Kennebec Savings Bank’s recruitment tool

Andrew E. Silsby and Craig Garofalo
President and CEO Andrew E. Silsby (left) says many of Kennebec Savings Bank’s interns return or even become staff. Craig Garofalo (right), now executive vice president and chief operating officer, began as an intern. Photo: Michael D. Wilson

Back in the mid-1990s, Kennebec Savings Bank in Augusta, Maine, started recruiting interns during the summer when its primary source of loans—homebuyers—was busy. The program is now a significant recruiting tool that’s responsible for attracting one in every 10 of its employees.

By William Atkinson

Name: Kennebec Savings Bank
Assets: $1.1 billion
Location: Augusta, Maine

For more than two decades, Kennebec Savings Bank in Augusta, Maine, has mentored young adults during the summer season through its well-known internship program. Andrew E. Silsby, president and CEO of the $1.1 billion-asset community bank, says there are three big reasons the internship program makes sense for the bank.

First, he says, “June, July and August are absolutely beautiful months in Maine. The weather is spectacular, so most of our employees want to take their vacations during these months.

“They can’t all leave at the same time, of course,” he adds, “but having extra help, especially in the [entry] positions, eases this burden.”

The second reason is that employee vacations often collide with mortgage season in Maine, leading to a squeeze on the bank’s staffing. Mortgage lending is the keystone of Kennebec Savings Bank’s business, and local homebuyers tend to buy in the summer months. “No one wants to back up a moving van on icy front steps in January,” Silsby says.

Finally, bank leaders want to be sure that Kennebec Savings Bank has young employees rising through the organization who can take over as their older colleagues retire. It’s working: About one in 10 of the community bank’s 135 employees have come through the internship program.

The program’s reach extends to the C-suite. Craig Garofalo, executive vice president and chief operating officer, started out as an intern.

“I had worked a few jobs that used more brawn than brain while growing up, so it was exciting to do something with the knowledge I learned during my first year in college,” Garofalo says. “I knew about the [internship] program because my parents were customers of the bank. I was accepted into the program after my freshman year.”

In demand

Kennebec Savings Bank generally hires enough students to represent 10% of its workforce, and it rarely has difficulty filling the slots. “We have been doing the program for so long, and we have such a good reputation in the community, that most young people already know about our program,” Silsby says.

Most of the interns are in college, but occasionally a high school senior will participate in the program. The community bank is able to fill about half of its slots by the beginning of January, and it fills the rest in subsequent months.

“We poll all of our department managers just before Christmas each year so we can plan for the following summer,” Silsby says. “We then conduct our interviews with the students when they are home for [winter] break.”

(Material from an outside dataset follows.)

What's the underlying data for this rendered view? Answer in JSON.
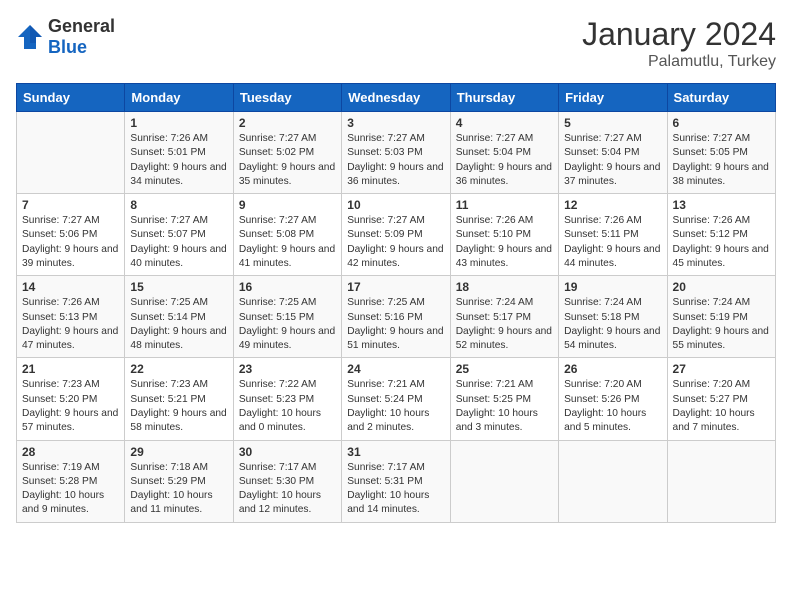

The community bank also has formal relationships with local colleges, including some that provide academic credit to students who complete the internship. Kennebec Savings Bank can also rely on some applicants coming from the families of customers—like Garofalo.

While each internship only lasts for a summer, the community bank doesn’t view the students as temporary hires. “We try to view them as our future employees,” Silsby says.

Many interns are finance majors, but leaders are interested in students with a variety of majors, given that the community bank has employees from a wide range of backgrounds. “We have finance majors, engineers, IT, accounting people and more because we have so many different career positions in the bank,” Silsby says, “such as cybersecurity professionals, IT professionals, compliance officers, facilities people, HR people, [lenders and] financial analysts.”

He’s excited about each year’s new interns. “They are wide-eyed, high energy and excited to learn,” Silsby says. “They are also quick learners, and they adapt easily to technology. They are born with cellphones in their hands, so they can come up to speed quickly, especially in entry-level jobs.”

Garofalo found his internship to be a tremendous learning experience. “It was my first exposure to the ‘real world,’” he says. “The people who work here and the bank as a whole were so welcoming and accommodating and genuinely excited to have me here to learn and help out.”

Besides learning the fundamentals of the various bank positions during his internship, Garofalo learned about customer service and interpersonal relationships. “Above all else, I remember some very vivid lessons of working with people and the importance of maintaining and fostering relationships with coworkers,” he says.

Kennebec Savings Bank makes sure to hold on to interns who show potential. At the end of each summer, each student is evaluated and the senior leadership team identifies those they’d like to invite to come back next year. At least half return the following summer.

“Many of them return for three and four years,” Silsby says, “and it is rare for us to have a problem with any of the students during their summer employment.”

Each year gives the bank an opportunity to improve the program. Silsby says they’re happy with its success, but he’d like to add at least one more component.

“I would like to start an initiative where we check in with them at intervals throughout the summer,” he says, “such as have lunch together, chat about their experiences and see what plans and opportunities might exist for them going forward.”

William Atkinson is a writer in Illinois.